Laue has been a fighter since before he was born, when his umbilical cord wrapped around his neck. He worked his arm under it, saving his life but cutting off circulation to the arm and ultimately leaving him with an arm ending at the elbow.
It was doubly unfortunate, since it was his left arm and he was left-side dominant, meaning he had to learn to do everything from writing to tying his shoelaces to playing basketball with his right hand.
When he was cut from his school's seventh-grade basketball team at Pleasanton Middle School -- despite already being 6 feet, 9 inches tall -- he persuaded his mother to take him to Livermore to try out for a traveling team, where he met coach Patrick McKnight.

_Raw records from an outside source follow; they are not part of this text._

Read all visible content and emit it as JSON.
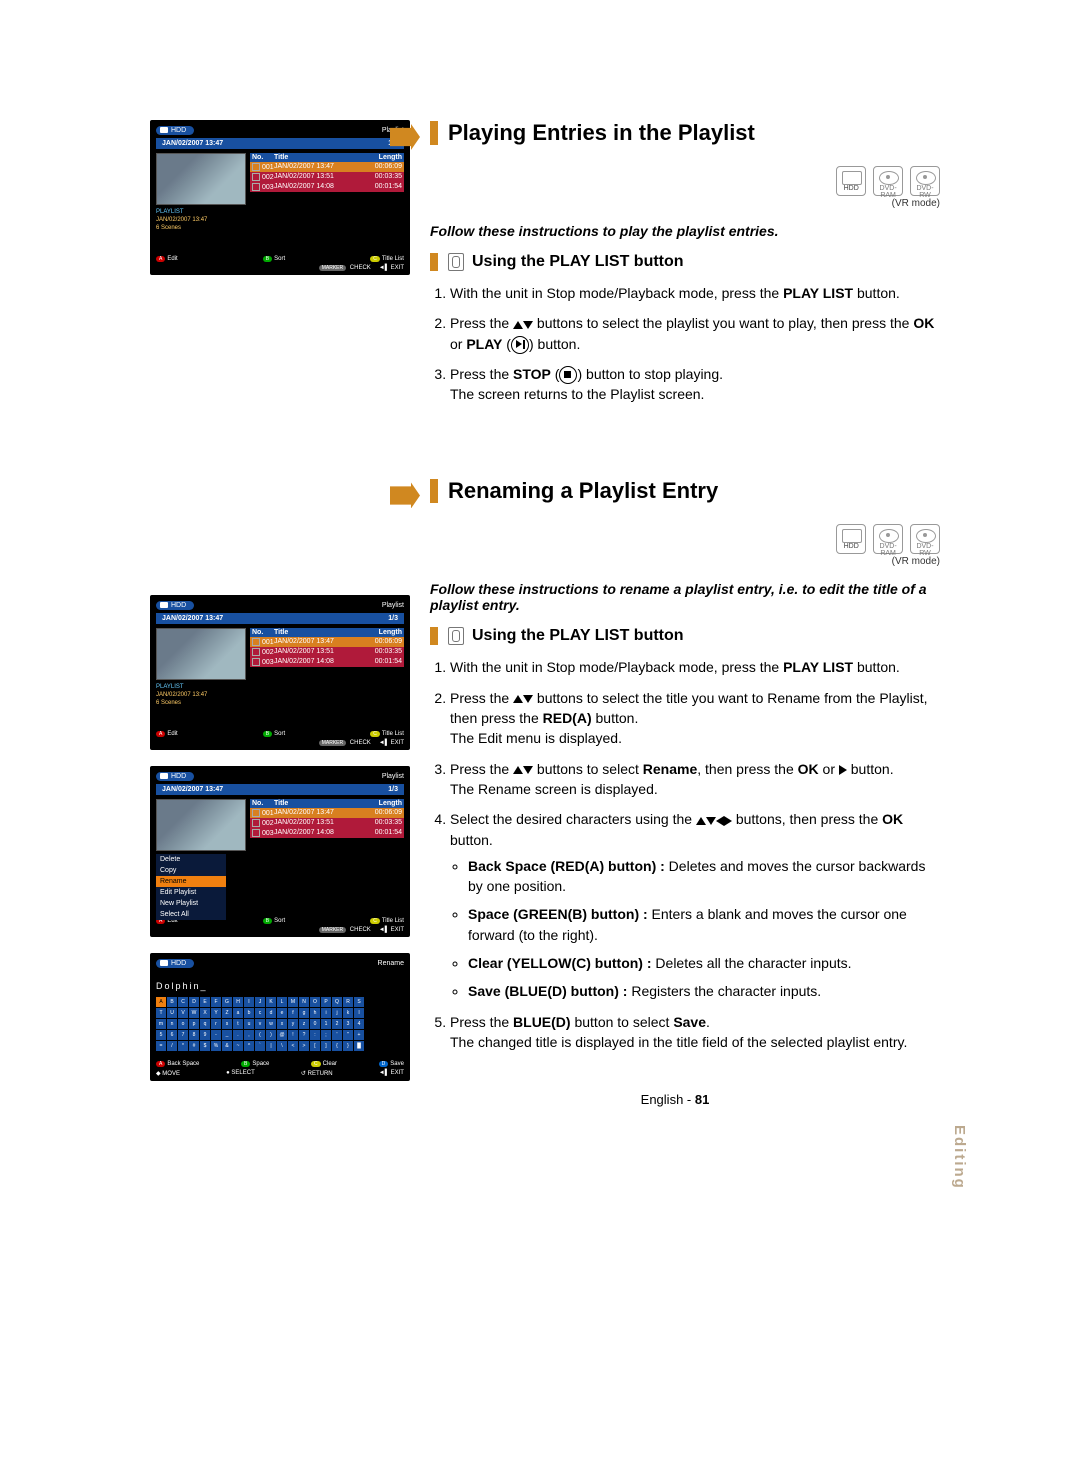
{
  "side_tab": "Editing",
  "screenshots": {
    "common": {
      "hdd_label": "HDD",
      "mode_label": "Playlist",
      "timestamp": "JAN/02/2007 13:47",
      "count": "1/3",
      "table_head": {
        "no": "No.",
        "title": "Title",
        "length": "Length"
      },
      "rows": [
        {
          "no": "001",
          "title": "JAN/02/2007 13:47",
          "length": "00:06:09"
        },
        {
          "no": "002",
          "title": "JAN/02/2007 13:51",
          "length": "00:03:35"
        },
        {
          "no": "003",
          "title": "JAN/02/2007 14:08",
          "length": "00:01:54"
        }
      ],
      "meta": [
        "PLAYLIST",
        "JAN/02/2007 13:47",
        "6 Scenes"
      ],
      "foot": {
        "edit": "Edit",
        "sort": "Sort",
        "title_list": "Title List",
        "check": "CHECK",
        "marker": "MARKER",
        "exit": "EXIT"
      }
    },
    "ctx_menu": [
      "Delete",
      "Copy",
      "Rename",
      "Edit Playlist",
      "New Playlist",
      "Select All"
    ],
    "rename": {
      "mode_label": "Rename",
      "input": "Dolphin_",
      "foot": {
        "back": "Back Space",
        "space": "Space",
        "clear": "Clear",
        "save": "Save",
        "move": "MOVE",
        "select": "SELECT",
        "return": "RETURN",
        "exit": "EXIT"
      }
    }
  },
  "section1": {
    "title": "Playing Entries in the Playlist",
    "media": {
      "hdd": "HDD",
      "ram": "DVD-RAM",
      "rw": "DVD-RW"
    },
    "vrmode": "(VR mode)",
    "lead": "Follow these instructions to play the playlist entries.",
    "sub_title": "Using the PLAY LIST button",
    "s1a": "With the unit in Stop mode/Playback mode, press the ",
    "s1b": "PLAY LIST",
    "s1c": " button.",
    "s2a": "Press the ",
    "s2b": " buttons to select the playlist you want to play, then press the ",
    "s2c": "OK",
    "s2d": " or ",
    "s2e": "PLAY",
    "s2f": " button.",
    "s3a": "Press the ",
    "s3b": "STOP",
    "s3c": " button to stop playing.",
    "s3d": "The screen returns to the Playlist screen."
  },
  "section2": {
    "title": "Renaming a Playlist Entry",
    "vrmode": "(VR mode)",
    "lead": "Follow these instructions to rename a playlist entry, i.e. to edit the title of a playlist entry.",
    "sub_title": "Using the PLAY LIST button",
    "s1a": "With the unit in Stop mode/Playback mode, press the ",
    "s1b": "PLAY LIST",
    "s1c": " button.",
    "s2a": "Press the ",
    "s2b": " buttons to select the title you want to Rename from the Playlist, then press the ",
    "s2c": "RED(A)",
    "s2d": " button.",
    "s2e": "The Edit menu is displayed.",
    "s3a": "Press the ",
    "s3b": " buttons to select ",
    "s3c": "Rename",
    "s3d": ", then press the ",
    "s3e": "OK",
    "s3f": " or ",
    "s3g": " button.",
    "s3h": "The Rename screen is displayed.",
    "s4a": "Select the desired characters using the ",
    "s4b": " buttons, then press the ",
    "s4c": "OK",
    "s4d": " button.",
    "bul1a": "Back Space (RED(A) button) :",
    "bul1b": " Deletes and moves the cursor backwards by one position.",
    "bul2a": "Space (GREEN(B) button) :",
    "bul2b": " Enters a blank and moves the cursor one forward (to the right).",
    "bul3a": "Clear (YELLOW(C) button) :",
    "bul3b": " Deletes all the character inputs.",
    "bul4a": "Save (BLUE(D) button) :",
    "bul4b": " Registers the character inputs.",
    "s5a": "Press the ",
    "s5b": "BLUE(D)",
    "s5c": " button to select ",
    "s5d": "Save",
    "s5e": ".",
    "s5f": "The changed title is displayed in the title field of the selected playlist entry."
  },
  "footer": {
    "lang": "English",
    "page": "81"
  }
}
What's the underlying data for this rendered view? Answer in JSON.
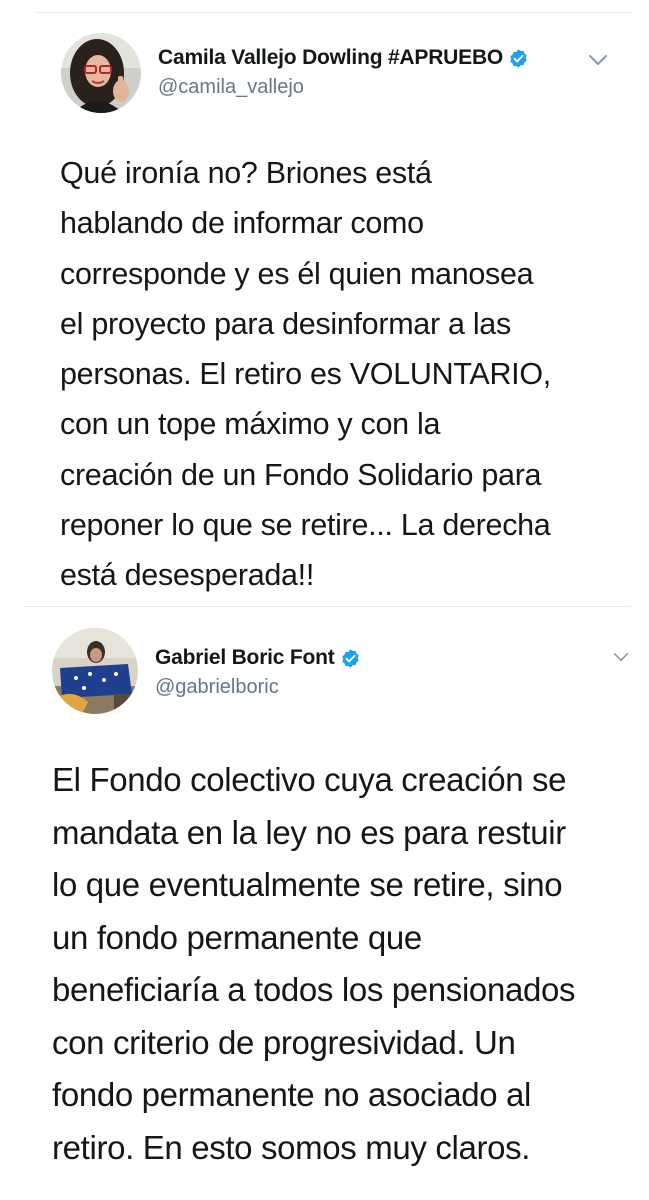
{
  "tweets": [
    {
      "display_name": "Camila Vallejo Dowling #APRUEBO",
      "handle": "@camila_vallejo",
      "verified": true,
      "avatar": "profile-photo",
      "text": "Qué ironía no? Briones está\nhablando de informar como\ncorresponde y es él quien manosea\nel proyecto para desinformar a las\npersonas. El retiro es VOLUNTARIO,\ncon un tope máximo y con la\ncreación de un Fondo Solidario para\nreponer lo que se retire... La derecha\nestá desesperada!!"
    },
    {
      "display_name": "Gabriel Boric Font",
      "handle": "@gabrielboric",
      "verified": true,
      "avatar": "profile-photo",
      "text": "El Fondo colectivo cuya creación se\nmandata en la ley no es para restuir\nlo que eventualmente se retire, sino\nun fondo permanente que\nbeneficiaría a todos los pensionados\ncon criterio de progresividad. Un\nfondo permanente no asociado al\nretiro. En esto somos muy claros."
    }
  ],
  "icons": {
    "verified": "verified-badge-icon",
    "menu": "chevron-down-icon"
  },
  "colors": {
    "verified": "#1da1f2",
    "text": "#14171a",
    "secondary": "#657786",
    "divider": "#e6ecf0"
  }
}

"My mom failed to mention that I had one arm. That was kind of a shocker when I walked in," Laue said.
But McKnight gave him a shot. He saw something special in the young hopeful, and decided to do all he could to help Laue make the varsity team.
McKnight's determination drove Laue to accomplish more than he might have on his own. The meeting was the start of a five-year relationship between the two: a white, one-armed basketball player and a black coach of an opposing team. Laue wound up on McKnight's Amateur Athletic Union team, the Tri-Valley Outlawz, playing with older, more seasoned players.
"We traveled around the country and played games. All of the best players from all the high school teams were on this team," Laue said.
Laue was 6 feet, 11 inches tall by the time he got to high school, and his work with McKnight began to pay off. He made the Amador Valley Varsity team, averaging eight points, eight rebounds and six blocks per game while being described by other players as the team's star.
In 2007, Sports Illustrated called Laue "the most exciting player in basketball," a nod to his ability to play well with just one hand.
As he continued to grow, so did his dreams. He was sidelined with a broken leg in his senior year at Amador, but began to talk about making a Division I college basketball team.
"It comes with the red hair, stubbornness," Laue said. "My mom raised me with the mentality that I can do anything."
Laue did a yearlong postgraduate stint at Fork Union Military Academy in late 2008, averaging 6.9 points and 7.4 rebounds per game, receiving recruiting letters from a number of Division III teams. In 2009, thanks in part to an article in The New York Times, he received a scholarship to attend Division I Manhattan College.
A lucky meeting with an opposing coach at an AAU event gave Laue his current career path, and a little stardom along the way.
That coach, Franklin Martin, is also a filmmaker, and he recorded Laue's day-to-day struggles, including coming to terms with the death of his father from cancer to his dream of a Division I basketball scholarship.
It was a meeting that almost didn't take place. Martin had no interest in attending a summer AAU tournament in Las Vegas where temperatures were reaching 110 degrees, but a friend wouldn't take no for an answer.
Martin described Laue as looking "exactly like a young Bill Walton with braces."
"Twenty-five years of playing and coaching organized basketball on virtually every level, and I'd never seen anyone even try to play hoops with one arm," Martin said of his first encounter with Laue. "It defied logic."
Martin's documentary, "Long Shot: The Kevin Laue Story" has made the short list for a potential Academy Award nomination -- something Laue describes as "unbelievable."
"To see yourself on the big screen in front of thousands of people," he said, "feels like a dream."
Laue said the message of the movie is simple: "Nothing is out of reach if you have the heart to grasp it."
Now he's spreading his message of hope and perseverance to others as a motivational speaker. He's met with President George W. Bush and has spoken at business events and colleges across the country.
But basketball is still in his blood, and Laue has a tryout with the Harlem Globetrotters coming up.
"I would love to play on the Globetrotters," he said. "I love playing basketball, and I always have."
* Born in 1990
* Wears size 17 shoes
* Calls his left arm "the Nub"
* Refused to get a prosthetic arm
* Made his first dunk in eighth grade
* Featured in The New York Times, USA Today, CBS News and the San Francisco Chronicle
* Dubbed "the most exciting player in basketball" by Sport Illustrated in 2007
* "Long Shot" called "'Rocky' of documentary films" by Washington Times
* Spoken about disabilities before the United Nations